This fall, I’m running the Autumnal Maker School (AMS). What’s required to be in the school, and to graduate? Make ten things between September 21 and December 21. Preferably useful things, but artistic things work too. I have made a 1) Volvelle, a 2) computer program that calculates the area of a hexagon, a 3) graphic design sample that shows how to make an Egyptian god, a 4) braiding disk, and 5) picture IDs for my school; there was also an 6) art exhibit in there, and guiding a group of students into 7) designing a manufacturing process.  The other day was 8) The Pulley Spinner.  And here’s 9) The mechanism (working!) for a Ratchet (along with some shelves for a pegboard) and the ratchet parts. And then there was 10) a string powered top.

Horizontal to Vertical Cam

 As you can see, I got the second of my mechanisms working.  This time my goal was to get a vertical cam to drive a horizontal cam.  I succeeded.

Along the way I built a box out of scrap wood to act as a stable platform for the V-2-H system.  This turned out uglier than I liked.  Because of the height of the horizontal cam’s initial design, I used a chisel to cut out about half of the ‘roof’ of the box.  This allowed me to continue using the cam; but the change in the geometry of the hole meant that I had to use a vertical-through system for the axle of the horizontal cam, which meant that I needed to rebuild the cam-and-axle combination.

Some of my readers may have no idea what I just said.  So I’ll say it simply: The green circle in the middle of the design on the right rubbed up against the roof of the wooden box, so I chopped out half of the roof.  But that meant that the axle on which the green circle was mounted had too much play- left, right, front and back, and it fell over.  so I had to drill a ‘pit’ into the floor of the box, and put an axle all the way through the green circle (cam), so that it rotated in the hole on the floor, and in the bushing  (tube/hole) in the ceiling of the box.

I started this before school ended, but I didn’t get to finish it.  Now that I know that it can be done, I can teach a group of students to do it in cardboard or similar simple materials.  When I look at the amount of wooden waste that I generated producing this design, though, I kind of shudder.  I assume that kids will produce 2x-3x more waste in the process of producing their design… and it’s just dismaying.

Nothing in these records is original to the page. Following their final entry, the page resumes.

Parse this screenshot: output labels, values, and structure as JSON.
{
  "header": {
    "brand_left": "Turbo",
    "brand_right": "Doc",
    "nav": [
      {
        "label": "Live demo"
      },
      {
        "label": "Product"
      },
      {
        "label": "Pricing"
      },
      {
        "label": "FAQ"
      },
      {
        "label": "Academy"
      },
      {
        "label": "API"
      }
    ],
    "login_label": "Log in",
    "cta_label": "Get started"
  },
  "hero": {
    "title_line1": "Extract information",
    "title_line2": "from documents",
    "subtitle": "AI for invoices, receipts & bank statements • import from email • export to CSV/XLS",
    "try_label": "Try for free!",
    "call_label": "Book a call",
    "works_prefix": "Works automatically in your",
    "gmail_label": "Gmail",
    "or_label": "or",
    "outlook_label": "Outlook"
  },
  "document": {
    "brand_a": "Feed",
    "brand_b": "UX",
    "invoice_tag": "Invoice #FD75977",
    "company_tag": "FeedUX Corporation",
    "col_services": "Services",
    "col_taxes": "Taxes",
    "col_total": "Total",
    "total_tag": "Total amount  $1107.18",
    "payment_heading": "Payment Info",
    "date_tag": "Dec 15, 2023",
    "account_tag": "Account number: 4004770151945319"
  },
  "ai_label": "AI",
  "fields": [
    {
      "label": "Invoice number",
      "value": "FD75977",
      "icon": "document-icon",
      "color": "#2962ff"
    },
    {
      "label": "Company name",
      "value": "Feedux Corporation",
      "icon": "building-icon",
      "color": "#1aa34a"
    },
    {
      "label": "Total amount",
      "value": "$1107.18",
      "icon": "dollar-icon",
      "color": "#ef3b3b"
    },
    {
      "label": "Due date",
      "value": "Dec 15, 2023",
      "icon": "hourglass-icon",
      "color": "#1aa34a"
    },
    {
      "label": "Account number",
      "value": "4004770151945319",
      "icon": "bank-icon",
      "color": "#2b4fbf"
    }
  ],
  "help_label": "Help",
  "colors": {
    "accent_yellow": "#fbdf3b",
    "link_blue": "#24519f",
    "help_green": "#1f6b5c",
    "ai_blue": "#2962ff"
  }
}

Still, it’s cool.  Once I produce 2-3 more of these things, I’ll try tackling a 2-movement cam or gear system.

Note: the model isn’t glued together in the video, so it looks a little more rough and unfinished than it actually is, or will be.